▶ The problem: Which of the lines below contain the string "author"? Copy each one.

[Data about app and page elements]
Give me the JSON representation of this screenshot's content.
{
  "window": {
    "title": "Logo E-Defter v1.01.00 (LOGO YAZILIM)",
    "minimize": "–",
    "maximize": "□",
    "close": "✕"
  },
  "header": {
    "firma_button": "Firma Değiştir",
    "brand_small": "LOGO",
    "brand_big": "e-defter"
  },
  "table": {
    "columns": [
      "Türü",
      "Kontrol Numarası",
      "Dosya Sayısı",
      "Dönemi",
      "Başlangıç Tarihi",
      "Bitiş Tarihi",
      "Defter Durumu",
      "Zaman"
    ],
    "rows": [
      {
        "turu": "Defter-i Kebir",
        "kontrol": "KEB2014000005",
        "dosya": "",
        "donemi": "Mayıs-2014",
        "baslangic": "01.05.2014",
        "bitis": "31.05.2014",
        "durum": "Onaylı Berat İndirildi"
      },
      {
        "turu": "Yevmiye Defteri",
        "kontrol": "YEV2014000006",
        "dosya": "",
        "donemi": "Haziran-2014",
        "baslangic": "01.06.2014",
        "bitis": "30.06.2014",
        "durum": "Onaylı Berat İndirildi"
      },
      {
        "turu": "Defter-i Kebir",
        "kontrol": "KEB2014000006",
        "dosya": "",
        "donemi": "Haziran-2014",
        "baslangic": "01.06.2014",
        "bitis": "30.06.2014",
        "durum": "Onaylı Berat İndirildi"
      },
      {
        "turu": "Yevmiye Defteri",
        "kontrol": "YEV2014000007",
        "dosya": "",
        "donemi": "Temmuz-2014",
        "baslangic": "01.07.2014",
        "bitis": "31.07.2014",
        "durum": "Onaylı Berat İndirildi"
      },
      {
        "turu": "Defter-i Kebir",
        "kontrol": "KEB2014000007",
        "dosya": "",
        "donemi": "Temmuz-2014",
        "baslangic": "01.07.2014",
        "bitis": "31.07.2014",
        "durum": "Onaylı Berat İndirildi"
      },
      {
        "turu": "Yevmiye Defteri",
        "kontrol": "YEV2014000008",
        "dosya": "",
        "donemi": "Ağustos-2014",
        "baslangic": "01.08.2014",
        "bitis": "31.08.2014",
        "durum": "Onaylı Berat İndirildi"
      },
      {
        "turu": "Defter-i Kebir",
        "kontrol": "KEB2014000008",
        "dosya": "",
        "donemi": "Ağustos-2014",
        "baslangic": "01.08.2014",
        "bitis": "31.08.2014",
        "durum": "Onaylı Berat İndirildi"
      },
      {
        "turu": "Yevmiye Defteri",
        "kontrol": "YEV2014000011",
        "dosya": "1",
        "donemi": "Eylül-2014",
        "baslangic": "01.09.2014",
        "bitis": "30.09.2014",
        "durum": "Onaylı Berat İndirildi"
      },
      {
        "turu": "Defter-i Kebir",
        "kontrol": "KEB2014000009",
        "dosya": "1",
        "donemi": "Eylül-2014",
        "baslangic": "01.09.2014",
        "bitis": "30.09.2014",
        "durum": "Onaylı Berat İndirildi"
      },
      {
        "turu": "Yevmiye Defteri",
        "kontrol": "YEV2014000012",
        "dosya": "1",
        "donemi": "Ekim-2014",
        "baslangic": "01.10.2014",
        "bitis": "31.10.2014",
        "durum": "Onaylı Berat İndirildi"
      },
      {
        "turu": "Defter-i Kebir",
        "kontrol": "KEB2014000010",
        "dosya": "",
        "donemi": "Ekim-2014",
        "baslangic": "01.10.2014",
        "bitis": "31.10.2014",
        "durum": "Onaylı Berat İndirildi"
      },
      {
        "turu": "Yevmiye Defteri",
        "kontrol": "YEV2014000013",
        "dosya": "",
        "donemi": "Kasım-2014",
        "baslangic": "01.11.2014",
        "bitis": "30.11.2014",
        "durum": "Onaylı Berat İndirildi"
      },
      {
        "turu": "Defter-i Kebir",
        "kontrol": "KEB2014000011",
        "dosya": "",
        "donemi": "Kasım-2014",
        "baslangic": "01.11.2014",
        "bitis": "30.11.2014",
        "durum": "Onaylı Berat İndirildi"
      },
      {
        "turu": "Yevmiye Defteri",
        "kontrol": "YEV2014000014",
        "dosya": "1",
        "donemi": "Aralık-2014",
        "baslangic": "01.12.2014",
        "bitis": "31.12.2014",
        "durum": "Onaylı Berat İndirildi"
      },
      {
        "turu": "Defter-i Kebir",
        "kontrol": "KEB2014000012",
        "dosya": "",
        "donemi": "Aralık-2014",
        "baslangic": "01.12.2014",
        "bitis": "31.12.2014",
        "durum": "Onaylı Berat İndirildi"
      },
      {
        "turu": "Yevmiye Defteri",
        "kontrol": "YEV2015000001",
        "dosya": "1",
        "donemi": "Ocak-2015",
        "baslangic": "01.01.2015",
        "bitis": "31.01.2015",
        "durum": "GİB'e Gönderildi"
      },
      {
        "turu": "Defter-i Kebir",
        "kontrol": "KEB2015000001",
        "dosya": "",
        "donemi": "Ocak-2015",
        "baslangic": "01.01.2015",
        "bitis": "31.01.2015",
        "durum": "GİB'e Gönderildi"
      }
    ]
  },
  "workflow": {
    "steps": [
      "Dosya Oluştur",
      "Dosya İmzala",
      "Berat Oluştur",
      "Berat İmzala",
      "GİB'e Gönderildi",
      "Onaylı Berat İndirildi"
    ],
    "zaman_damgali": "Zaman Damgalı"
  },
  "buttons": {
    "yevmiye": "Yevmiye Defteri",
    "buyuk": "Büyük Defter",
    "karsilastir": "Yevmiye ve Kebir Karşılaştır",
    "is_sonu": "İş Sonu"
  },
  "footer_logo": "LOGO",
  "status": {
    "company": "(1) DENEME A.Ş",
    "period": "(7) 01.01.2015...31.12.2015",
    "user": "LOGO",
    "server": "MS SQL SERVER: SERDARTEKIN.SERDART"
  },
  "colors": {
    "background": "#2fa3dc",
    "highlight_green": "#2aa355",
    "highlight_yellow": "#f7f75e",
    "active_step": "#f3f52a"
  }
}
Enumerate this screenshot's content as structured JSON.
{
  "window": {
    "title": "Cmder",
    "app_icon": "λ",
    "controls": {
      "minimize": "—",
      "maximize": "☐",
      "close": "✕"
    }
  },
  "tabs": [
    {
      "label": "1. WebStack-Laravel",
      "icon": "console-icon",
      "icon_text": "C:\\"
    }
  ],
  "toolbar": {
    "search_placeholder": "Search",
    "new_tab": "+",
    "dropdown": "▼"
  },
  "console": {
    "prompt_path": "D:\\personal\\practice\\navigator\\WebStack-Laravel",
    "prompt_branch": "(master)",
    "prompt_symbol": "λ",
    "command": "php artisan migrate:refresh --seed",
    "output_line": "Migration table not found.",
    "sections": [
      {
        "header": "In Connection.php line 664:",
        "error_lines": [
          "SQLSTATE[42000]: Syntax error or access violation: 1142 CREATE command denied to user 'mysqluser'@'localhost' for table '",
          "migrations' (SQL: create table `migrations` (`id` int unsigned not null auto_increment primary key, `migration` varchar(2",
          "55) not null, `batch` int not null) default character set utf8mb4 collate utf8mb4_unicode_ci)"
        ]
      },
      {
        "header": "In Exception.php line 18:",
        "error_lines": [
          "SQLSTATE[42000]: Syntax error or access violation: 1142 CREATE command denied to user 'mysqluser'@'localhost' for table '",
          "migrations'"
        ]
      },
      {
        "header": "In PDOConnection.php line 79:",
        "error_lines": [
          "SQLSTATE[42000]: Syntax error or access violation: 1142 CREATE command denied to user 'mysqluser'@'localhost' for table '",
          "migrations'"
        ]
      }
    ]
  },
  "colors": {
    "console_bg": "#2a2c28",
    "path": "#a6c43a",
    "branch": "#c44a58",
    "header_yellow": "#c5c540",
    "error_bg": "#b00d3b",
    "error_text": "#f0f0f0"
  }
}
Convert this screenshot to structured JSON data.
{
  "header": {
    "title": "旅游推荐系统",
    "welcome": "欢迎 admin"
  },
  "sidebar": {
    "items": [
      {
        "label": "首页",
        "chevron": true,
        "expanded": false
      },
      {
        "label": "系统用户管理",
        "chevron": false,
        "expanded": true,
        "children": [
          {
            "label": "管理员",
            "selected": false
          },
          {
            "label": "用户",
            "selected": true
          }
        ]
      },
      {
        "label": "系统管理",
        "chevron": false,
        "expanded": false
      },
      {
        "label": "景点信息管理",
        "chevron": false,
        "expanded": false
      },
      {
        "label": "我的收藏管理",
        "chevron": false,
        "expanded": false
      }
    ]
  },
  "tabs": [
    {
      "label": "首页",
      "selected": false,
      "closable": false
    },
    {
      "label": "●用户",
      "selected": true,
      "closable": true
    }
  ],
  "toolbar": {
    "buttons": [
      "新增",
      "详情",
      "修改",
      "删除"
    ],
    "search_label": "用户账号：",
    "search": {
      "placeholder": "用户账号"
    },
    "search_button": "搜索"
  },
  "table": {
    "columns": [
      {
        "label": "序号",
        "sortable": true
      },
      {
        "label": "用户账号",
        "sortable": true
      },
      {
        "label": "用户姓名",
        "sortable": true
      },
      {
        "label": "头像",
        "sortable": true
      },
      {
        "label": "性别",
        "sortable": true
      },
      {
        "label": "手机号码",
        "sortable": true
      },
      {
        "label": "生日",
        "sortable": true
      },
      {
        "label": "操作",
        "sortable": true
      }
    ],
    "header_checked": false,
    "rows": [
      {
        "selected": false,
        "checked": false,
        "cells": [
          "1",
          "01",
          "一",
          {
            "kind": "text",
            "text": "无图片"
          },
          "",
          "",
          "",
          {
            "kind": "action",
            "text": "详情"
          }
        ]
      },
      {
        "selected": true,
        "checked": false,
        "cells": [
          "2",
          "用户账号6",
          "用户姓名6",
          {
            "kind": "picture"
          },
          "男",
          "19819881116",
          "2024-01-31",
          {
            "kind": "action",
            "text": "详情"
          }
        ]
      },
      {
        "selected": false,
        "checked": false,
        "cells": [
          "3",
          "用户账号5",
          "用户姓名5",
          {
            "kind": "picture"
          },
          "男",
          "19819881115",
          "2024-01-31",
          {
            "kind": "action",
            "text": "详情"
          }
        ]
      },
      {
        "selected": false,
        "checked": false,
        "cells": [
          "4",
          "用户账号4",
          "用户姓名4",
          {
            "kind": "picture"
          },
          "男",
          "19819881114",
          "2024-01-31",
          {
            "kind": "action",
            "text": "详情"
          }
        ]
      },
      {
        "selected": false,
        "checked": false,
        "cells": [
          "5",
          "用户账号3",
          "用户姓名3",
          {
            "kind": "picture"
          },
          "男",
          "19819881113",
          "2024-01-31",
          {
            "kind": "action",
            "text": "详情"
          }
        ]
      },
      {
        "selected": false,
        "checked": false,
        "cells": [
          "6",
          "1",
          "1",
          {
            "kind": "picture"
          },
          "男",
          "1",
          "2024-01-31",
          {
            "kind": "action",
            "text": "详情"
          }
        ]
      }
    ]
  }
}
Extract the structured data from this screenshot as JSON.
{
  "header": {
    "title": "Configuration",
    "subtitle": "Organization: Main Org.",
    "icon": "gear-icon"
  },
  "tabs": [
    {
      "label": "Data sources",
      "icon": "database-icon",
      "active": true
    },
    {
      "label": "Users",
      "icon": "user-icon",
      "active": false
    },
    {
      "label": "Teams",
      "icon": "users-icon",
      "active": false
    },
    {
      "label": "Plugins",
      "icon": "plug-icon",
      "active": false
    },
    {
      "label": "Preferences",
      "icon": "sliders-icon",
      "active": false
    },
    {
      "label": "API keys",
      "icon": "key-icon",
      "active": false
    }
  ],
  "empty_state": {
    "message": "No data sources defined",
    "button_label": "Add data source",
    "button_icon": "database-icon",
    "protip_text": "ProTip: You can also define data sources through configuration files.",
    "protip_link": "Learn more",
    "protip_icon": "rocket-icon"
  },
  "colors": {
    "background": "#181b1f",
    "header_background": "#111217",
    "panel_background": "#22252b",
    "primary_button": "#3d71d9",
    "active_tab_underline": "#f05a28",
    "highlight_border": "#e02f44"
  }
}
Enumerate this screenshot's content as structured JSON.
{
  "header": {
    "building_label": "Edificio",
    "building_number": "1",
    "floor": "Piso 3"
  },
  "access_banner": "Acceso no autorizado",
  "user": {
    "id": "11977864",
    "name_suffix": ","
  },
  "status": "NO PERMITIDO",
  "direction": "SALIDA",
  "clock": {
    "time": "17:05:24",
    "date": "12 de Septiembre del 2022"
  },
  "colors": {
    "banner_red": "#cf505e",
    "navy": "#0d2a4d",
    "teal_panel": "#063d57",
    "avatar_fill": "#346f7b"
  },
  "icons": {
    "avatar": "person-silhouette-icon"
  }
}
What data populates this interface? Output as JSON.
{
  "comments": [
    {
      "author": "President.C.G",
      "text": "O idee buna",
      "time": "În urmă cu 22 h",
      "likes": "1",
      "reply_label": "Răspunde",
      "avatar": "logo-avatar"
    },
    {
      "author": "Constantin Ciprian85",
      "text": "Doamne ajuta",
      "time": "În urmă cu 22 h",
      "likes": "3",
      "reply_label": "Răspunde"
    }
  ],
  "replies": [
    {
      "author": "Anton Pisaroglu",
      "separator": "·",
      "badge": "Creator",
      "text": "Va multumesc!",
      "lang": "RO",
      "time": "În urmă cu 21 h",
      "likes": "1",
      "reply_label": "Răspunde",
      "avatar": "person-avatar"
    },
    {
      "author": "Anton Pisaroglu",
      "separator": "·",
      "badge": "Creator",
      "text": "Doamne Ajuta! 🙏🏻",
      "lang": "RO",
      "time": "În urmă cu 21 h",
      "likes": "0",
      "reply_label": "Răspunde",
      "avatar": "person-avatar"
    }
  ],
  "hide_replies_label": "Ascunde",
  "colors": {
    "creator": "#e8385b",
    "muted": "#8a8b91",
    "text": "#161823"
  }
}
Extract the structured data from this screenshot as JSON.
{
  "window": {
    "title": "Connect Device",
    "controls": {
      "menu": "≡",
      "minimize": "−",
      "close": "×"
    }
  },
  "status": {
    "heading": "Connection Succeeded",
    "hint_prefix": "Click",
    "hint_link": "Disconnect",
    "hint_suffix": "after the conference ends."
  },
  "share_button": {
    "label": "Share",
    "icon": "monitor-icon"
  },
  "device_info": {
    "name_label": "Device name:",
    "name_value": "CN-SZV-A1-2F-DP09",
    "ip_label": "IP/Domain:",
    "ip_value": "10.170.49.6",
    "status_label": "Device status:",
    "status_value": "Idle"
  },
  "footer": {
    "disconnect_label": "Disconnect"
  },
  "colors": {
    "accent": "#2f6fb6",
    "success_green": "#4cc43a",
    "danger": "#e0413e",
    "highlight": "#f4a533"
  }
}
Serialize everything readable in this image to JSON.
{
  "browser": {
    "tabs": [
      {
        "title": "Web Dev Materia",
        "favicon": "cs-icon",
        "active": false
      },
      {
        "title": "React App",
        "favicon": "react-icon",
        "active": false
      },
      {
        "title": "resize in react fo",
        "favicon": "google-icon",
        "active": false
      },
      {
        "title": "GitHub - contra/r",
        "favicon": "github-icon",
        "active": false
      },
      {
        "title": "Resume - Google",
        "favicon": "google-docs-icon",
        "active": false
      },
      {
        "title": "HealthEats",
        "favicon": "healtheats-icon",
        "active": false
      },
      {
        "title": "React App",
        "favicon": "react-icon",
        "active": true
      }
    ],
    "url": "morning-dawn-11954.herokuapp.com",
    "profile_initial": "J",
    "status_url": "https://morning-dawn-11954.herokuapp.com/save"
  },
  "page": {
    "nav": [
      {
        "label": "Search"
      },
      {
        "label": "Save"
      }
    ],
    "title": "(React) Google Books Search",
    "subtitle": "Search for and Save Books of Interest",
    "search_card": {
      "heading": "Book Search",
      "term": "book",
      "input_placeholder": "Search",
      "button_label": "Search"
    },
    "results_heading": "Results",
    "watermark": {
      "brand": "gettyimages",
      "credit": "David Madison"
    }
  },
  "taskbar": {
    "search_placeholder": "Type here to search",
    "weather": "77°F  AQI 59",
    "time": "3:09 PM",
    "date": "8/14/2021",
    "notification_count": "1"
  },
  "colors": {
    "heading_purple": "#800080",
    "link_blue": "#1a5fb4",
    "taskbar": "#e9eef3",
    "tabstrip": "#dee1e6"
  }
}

▶ Answer section:
      "author": "President.C.G",
      "author": "Constantin Ciprian85",
      "author": "Anton Pisaroglu",
      "author": "Anton Pisaroglu",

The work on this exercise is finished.